**Task item:**
In the material below, which lines hold the word "Aurora"? Pick each one out.

**Records supplied:**

·····

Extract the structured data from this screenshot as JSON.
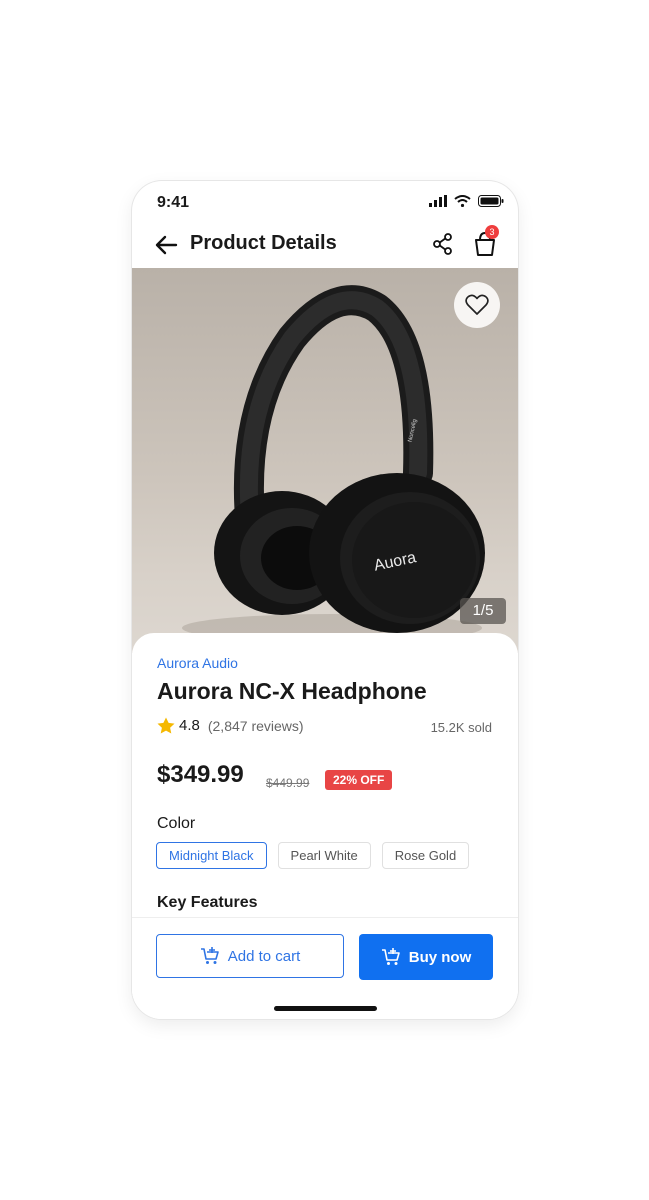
{
  "status_bar": {
    "time": "9:41"
  },
  "header": {
    "title": "Product Details",
    "cart_count": "3"
  },
  "gallery": {
    "counter": "1/5",
    "headphone_logo": "Auora",
    "headband_text": "Noncelig"
  },
  "product": {
    "brand": "Aurora Audio",
    "name": "Aurora NC-X Headphone",
    "rating": "4.8",
    "reviews": "(2,847 reviews)",
    "sold": "15.2K sold",
    "price": "$349.99",
    "original_price": "$449.99",
    "discount": "22% OFF"
  },
  "color_section": {
    "label": "Color",
    "options": [
      "Midnight Black",
      "Pearl White",
      "Rose Gold"
    ],
    "selected": "Midnight Black"
  },
  "features_section": {
    "label": "Key Features"
  },
  "actions": {
    "add_to_cart": "Add to cart",
    "buy_now": "Buy now"
  },
  "colors": {
    "accent": "#2f74e4",
    "buy_button": "#1070f0",
    "discount": "#e84545",
    "star": "#f5b800"
  }
}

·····

**Task solution:**
    "brand": "Aurora Audio",
    "name": "Aurora NC-X Headphone",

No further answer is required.